In the MCPS venacular, 400 educators attending this year's "A & S" were put "on task" to find more "academically engaged time" for "fluent and less fluent learners."

In other words, how can teachers spend more of their time teaching?

This question was one of the chief concerns at last week's annual one-day conference of Montgomery administrators and supervisors, (the approximately 600 educators at the rank of assistant principal and up).

About two-thirds of those eligible actually attended the conference.

"There are a lot of people on leave," said Karolyn Arnold, who helped organize the day's activities. "But most feel they should at least put in an appearance. After all, it's the superintendent's show."
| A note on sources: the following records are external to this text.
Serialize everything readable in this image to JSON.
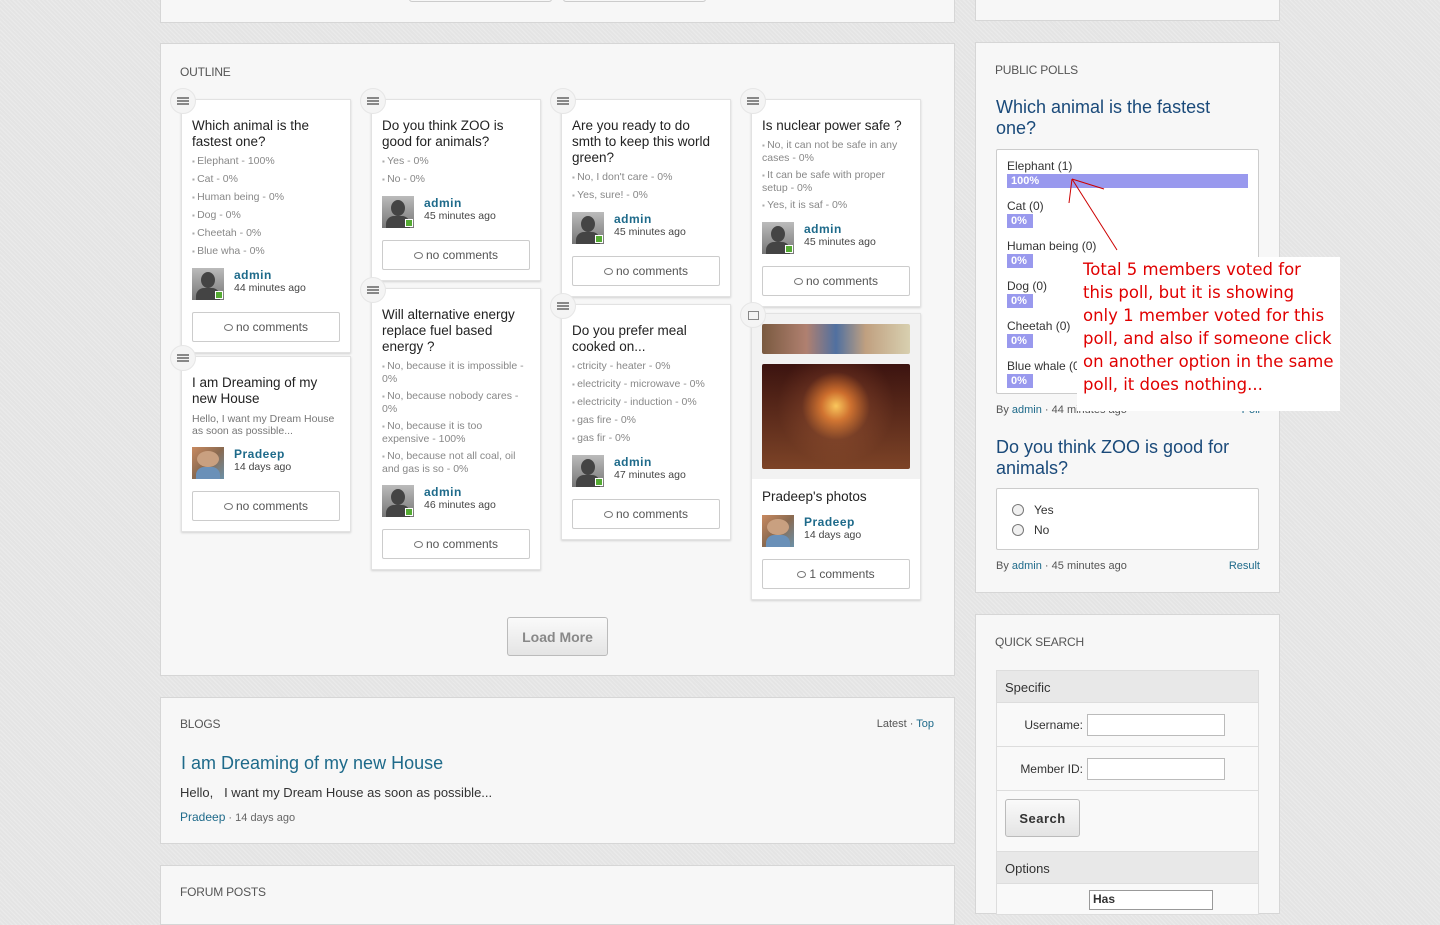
{
  "outline": {
    "title": "OUTLINE",
    "load_more": "Load More",
    "cards": [
      {
        "type": "poll",
        "title": "Which animal is the fastest one?",
        "options": [
          "Elephant - 100%",
          "Cat - 0%",
          "Human being - 0%",
          "Dog - 0%",
          "Cheetah - 0%",
          "Blue wha - 0%"
        ],
        "author": "admin",
        "time": "44 minutes ago",
        "comments": "no comments"
      },
      {
        "type": "blog",
        "title": "I am Dreaming of my new House",
        "snippet": "Hello,   I want my Dream House as soon as possible...",
        "author": "Pradeep",
        "time": "14 days ago",
        "comments": "no comments"
      },
      {
        "type": "poll",
        "title": "Do you think ZOO is good for animals?",
        "options": [
          "Yes - 0%",
          "No - 0%"
        ],
        "author": "admin",
        "time": "45 minutes ago",
        "comments": "no comments"
      },
      {
        "type": "poll",
        "title": "Will alternative energy replace fuel based energy ?",
        "options": [
          "No, because it is impossible - 0%",
          "No, because nobody cares - 0%",
          "No, because it is too expensive - 100%",
          "No, because not all coal, oil and gas is so - 0%"
        ],
        "author": "admin",
        "time": "46 minutes ago",
        "comments": "no comments"
      },
      {
        "type": "poll",
        "title": "Are you ready to do smth to keep this world green?",
        "options": [
          "No, I don't care - 0%",
          "Yes, sure! - 0%"
        ],
        "author": "admin",
        "time": "45 minutes ago",
        "comments": "no comments"
      },
      {
        "type": "poll",
        "title": "Do you prefer meal cooked on...",
        "options": [
          "ctricity - heater - 0%",
          "electricity - microwave - 0%",
          "electricity - induction - 0%",
          "gas fire - 0%",
          "gas fir - 0%"
        ],
        "author": "admin",
        "time": "47 minutes ago",
        "comments": "no comments"
      },
      {
        "type": "poll",
        "title": "Is nuclear power safe ?",
        "options": [
          "No, it can not be safe in any cases - 0%",
          "It can be safe with proper setup - 0%",
          "Yes, it is saf - 0%"
        ],
        "author": "admin",
        "time": "45 minutes ago",
        "comments": "no comments"
      },
      {
        "type": "photo",
        "title": "Pradeep's photos",
        "author": "Pradeep",
        "time": "14 days ago",
        "comments": "1 comments"
      }
    ]
  },
  "blogs": {
    "title": "BLOGS",
    "filter_latest": "Latest",
    "filter_sep": " · ",
    "filter_top": "Top",
    "post_title": "I am Dreaming of my new House",
    "post_snippet": "Hello,   I want my Dream House as soon as possible...",
    "post_author": "Pradeep",
    "post_time": " · 14 days ago"
  },
  "forum": {
    "title": "FORUM POSTS"
  },
  "polls": {
    "title": "PUBLIC POLLS",
    "poll1": {
      "question": "Which animal is the fastest one?",
      "results": [
        {
          "label": "Elephant (1)",
          "pct": 100,
          "text": "100%"
        },
        {
          "label": "Cat (0)",
          "pct": 0,
          "text": "0%"
        },
        {
          "label": "Human being (0)",
          "pct": 0,
          "text": "0%"
        },
        {
          "label": "Dog (0)",
          "pct": 0,
          "text": "0%"
        },
        {
          "label": "Cheetah (0)",
          "pct": 0,
          "text": "0%"
        },
        {
          "label": "Blue whale (0)",
          "pct": 0,
          "text": "0%"
        }
      ],
      "by": "By ",
      "author": "admin",
      "time": " · 44 minutes ago",
      "link": "Poll"
    },
    "poll2": {
      "question": "Do you think ZOO is good for animals?",
      "options": [
        "Yes",
        "No"
      ],
      "by": "By ",
      "author": "admin",
      "time": " · 45 minutes ago",
      "link": "Result"
    }
  },
  "quick_search": {
    "title": "QUICK SEARCH",
    "specific": "Specific",
    "username_label": "Username:",
    "username_value": "",
    "member_id_label": "Member ID:",
    "member_id_value": "",
    "search_button": "Search",
    "options": "Options",
    "select_value": "Has"
  },
  "annotation": "Total 5 members voted for this poll, but it is showing only 1 member voted for this poll, and also if someone click on another option in the same poll, it does nothing..."
}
So the educators present at Indian Springs Country Club dutifully affixed green-and-white name tags to their shirts and split into small groups to talk about "the status of selected factors of teaching and learning in MCPS," as the schedule called it.

Each small group was furnished with a worksheet, on which the participants were asked to list specific strengths and weaknesses in the school system.

"Do you think the fact that there's a great diversity of programs is a strength or weakness?" was a question discussed by one group of administrators and senior high principals. After a few minutes, the group decided to call it both a strength and a weakness.

"We use the conference as a planning device," said the superintendent, Dr. Edward Andrews, as he circulated through the crowd in an open-necked polo shirt.

Andrews and other "central office" people -- the top-level administrators who work at the Educational Services Center in Rockville, where the Board of Education is located -- will call suggestions from the worksheets to use in the coming school year.

"This is a little like a political convention," said one participant. "You know, you hear all these general comments and then some of them make it as priorities of the superintendent. And around budget time, you'll hear him asking for something that come up today."

"We've heard all this before," said another participant, wearily leaning against the cloakroom ledge at the end of the day. "Expectations? Motivation? These are great phrases, but we're out there slugging every day without this fancy talk."

Some of the more frequently heard comments:

Resources: "We all know MCPS has lots of these."

Attendance: "Kids can't learn if they're not in class."

School system bureaucracy and the principals' workload: "Shoot the deputy superintendent" was the suggestion of one staff member.

Deputy Superintendent Harry Pitt overheard the comment and laughingly shared it with the entire gathering.

"Most of the people (here) know one another," said Art Barge, a member of the staff development office, because many administrators started their careers as teachers or guidance counselors. But former colleagues and fellow classmates at training sessions now are scattered throughout the five school areas that make up the MCPS system.

The conference is "a chance to get together," said Barge.

"It's a great moral boost," added an assistant principal, as he surveyed the barbequed ribs and chicken.

Below him Indian Springs golfers drove their carts around the course. In the distance, tennis players squared off on the courts.

"The staff can use the facilities at the end of the day," said Andrews, quickly adding, "Of course, they must pay for that themselves."